*** Begin section ***
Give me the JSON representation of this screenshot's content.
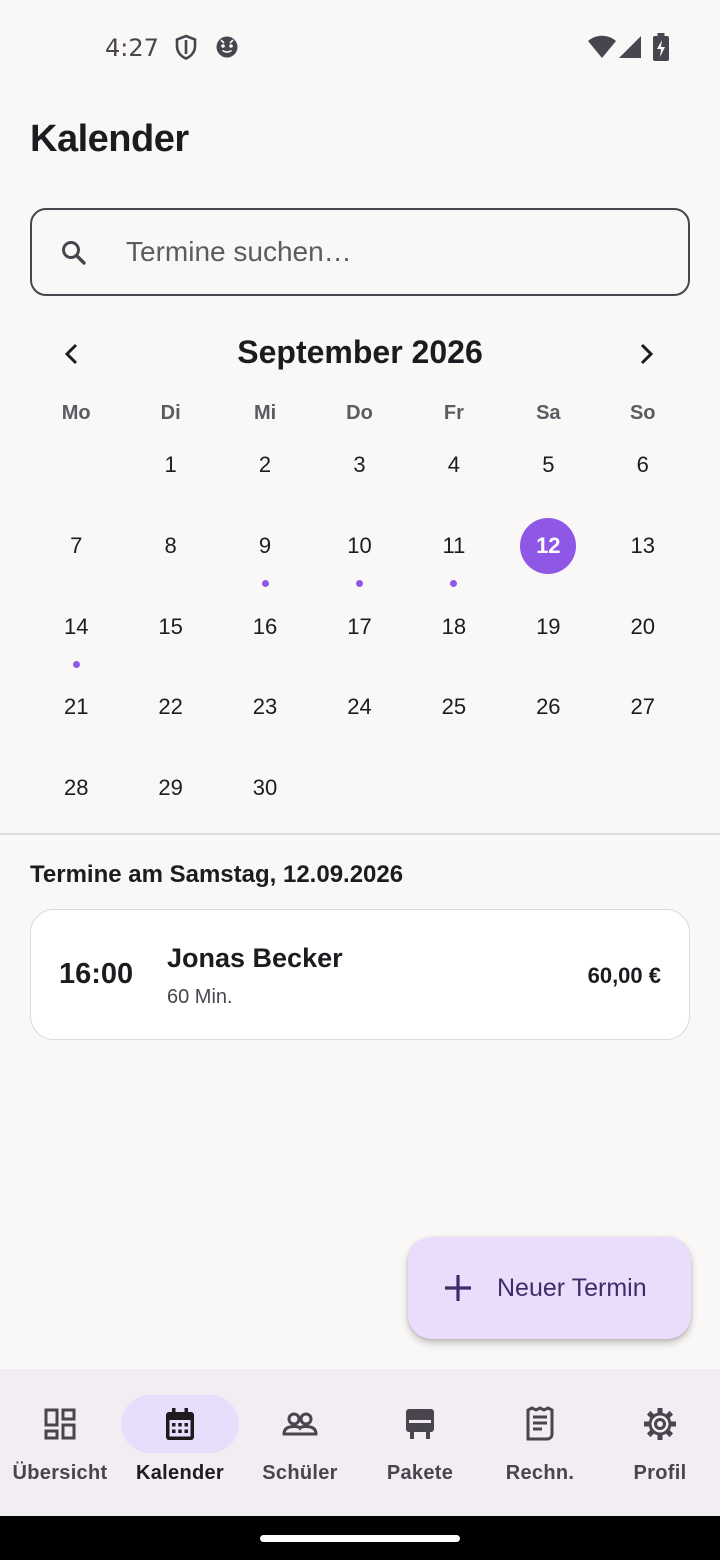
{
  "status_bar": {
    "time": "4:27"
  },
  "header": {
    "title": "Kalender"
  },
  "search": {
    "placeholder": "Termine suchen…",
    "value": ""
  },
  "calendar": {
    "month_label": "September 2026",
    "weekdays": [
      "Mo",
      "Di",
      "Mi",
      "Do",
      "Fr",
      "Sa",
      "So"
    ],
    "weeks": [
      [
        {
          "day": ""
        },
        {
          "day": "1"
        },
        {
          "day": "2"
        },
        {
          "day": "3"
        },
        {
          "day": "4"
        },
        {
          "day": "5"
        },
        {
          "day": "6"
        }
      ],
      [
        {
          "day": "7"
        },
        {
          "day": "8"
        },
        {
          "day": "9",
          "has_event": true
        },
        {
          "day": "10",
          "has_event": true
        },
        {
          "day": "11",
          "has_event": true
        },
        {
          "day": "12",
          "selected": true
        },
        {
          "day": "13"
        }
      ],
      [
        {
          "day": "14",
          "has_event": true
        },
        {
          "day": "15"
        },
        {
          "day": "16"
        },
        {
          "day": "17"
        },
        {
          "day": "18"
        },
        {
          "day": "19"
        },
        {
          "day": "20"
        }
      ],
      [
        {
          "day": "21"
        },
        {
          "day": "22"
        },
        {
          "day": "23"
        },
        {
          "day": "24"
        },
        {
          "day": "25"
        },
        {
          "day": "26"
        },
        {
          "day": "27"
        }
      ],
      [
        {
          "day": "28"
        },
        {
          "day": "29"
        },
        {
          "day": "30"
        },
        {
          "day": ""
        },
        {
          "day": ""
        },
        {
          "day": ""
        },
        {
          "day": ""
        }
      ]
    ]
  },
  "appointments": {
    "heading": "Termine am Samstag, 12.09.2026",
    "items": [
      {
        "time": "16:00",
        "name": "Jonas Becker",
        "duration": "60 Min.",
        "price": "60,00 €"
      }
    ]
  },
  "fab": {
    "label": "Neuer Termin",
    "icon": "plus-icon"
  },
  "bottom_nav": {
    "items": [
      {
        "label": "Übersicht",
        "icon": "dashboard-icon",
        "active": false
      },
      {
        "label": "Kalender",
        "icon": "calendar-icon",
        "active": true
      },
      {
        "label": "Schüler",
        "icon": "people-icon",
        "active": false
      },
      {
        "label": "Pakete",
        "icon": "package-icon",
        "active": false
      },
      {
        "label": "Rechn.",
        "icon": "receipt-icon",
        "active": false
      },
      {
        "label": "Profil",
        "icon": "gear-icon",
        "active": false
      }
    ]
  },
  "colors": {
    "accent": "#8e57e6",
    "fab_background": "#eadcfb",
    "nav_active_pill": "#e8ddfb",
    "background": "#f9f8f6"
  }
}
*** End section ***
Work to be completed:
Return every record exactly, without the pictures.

Response:
Give me the JSON representation of this screenshot's content.
{
  "status_bar": {
    "time": "4:27"
  },
  "header": {
    "title": "Kalender"
  },
  "search": {
    "placeholder": "Termine suchen…",
    "value": ""
  },
  "calendar": {
    "month_label": "September 2026",
    "weekdays": [
      "Mo",
      "Di",
      "Mi",
      "Do",
      "Fr",
      "Sa",
      "So"
    ],
    "weeks": [
      [
        {
          "day": ""
        },
        {
          "day": "1"
        },
        {
          "day": "2"
        },
        {
          "day": "3"
        },
        {
          "day": "4"
        },
        {
          "day": "5"
        },
        {
          "day": "6"
        }
      ],
      [
        {
          "day": "7"
        },
        {
          "day": "8"
        },
        {
          "day": "9",
          "has_event": true
        },
        {
          "day": "10",
          "has_event": true
        },
        {
          "day": "11",
          "has_event": true
        },
        {
          "day": "12",
          "selected": true
        },
        {
          "day": "13"
        }
      ],
      [
        {
          "day": "14",
          "has_event": true
        },
        {
          "day": "15"
        },
        {
          "day": "16"
        },
        {
          "day": "17"
        },
        {
          "day": "18"
        },
        {
          "day": "19"
        },
        {
          "day": "20"
        }
      ],
      [
        {
          "day": "21"
        },
        {
          "day": "22"
        },
        {
          "day": "23"
        },
        {
          "day": "24"
        },
        {
          "day": "25"
        },
        {
          "day": "26"
        },
        {
          "day": "27"
        }
      ],
      [
        {
          "day": "28"
        },
        {
          "day": "29"
        },
        {
          "day": "30"
        },
        {
          "day": ""
        },
        {
          "day": ""
        },
        {
          "day": ""
        },
        {
          "day": ""
        }
      ]
    ]
  },
  "appointments": {
    "heading": "Termine am Samstag, 12.09.2026",
    "items": [
      {
        "time": "16:00",
        "name": "Jonas Becker",
        "duration": "60 Min.",
        "price": "60,00 €"
      }
    ]
  },
  "fab": {
    "label": "Neuer Termin",
    "icon": "plus-icon"
  },
  "bottom_nav": {
    "items": [
      {
        "label": "Übersicht",
        "icon": "dashboard-icon",
        "active": false
      },
      {
        "label": "Kalender",
        "icon": "calendar-icon",
        "active": true
      },
      {
        "label": "Schüler",
        "icon": "people-icon",
        "active": false
      },
      {
        "label": "Pakete",
        "icon": "package-icon",
        "active": false
      },
      {
        "label": "Rechn.",
        "icon": "receipt-icon",
        "active": false
      },
      {
        "label": "Profil",
        "icon": "gear-icon",
        "active": false
      }
    ]
  },
  "colors": {
    "accent": "#8e57e6",
    "fab_background": "#eadcfb",
    "nav_active_pill": "#e8ddfb",
    "background": "#f9f8f6"
  }
}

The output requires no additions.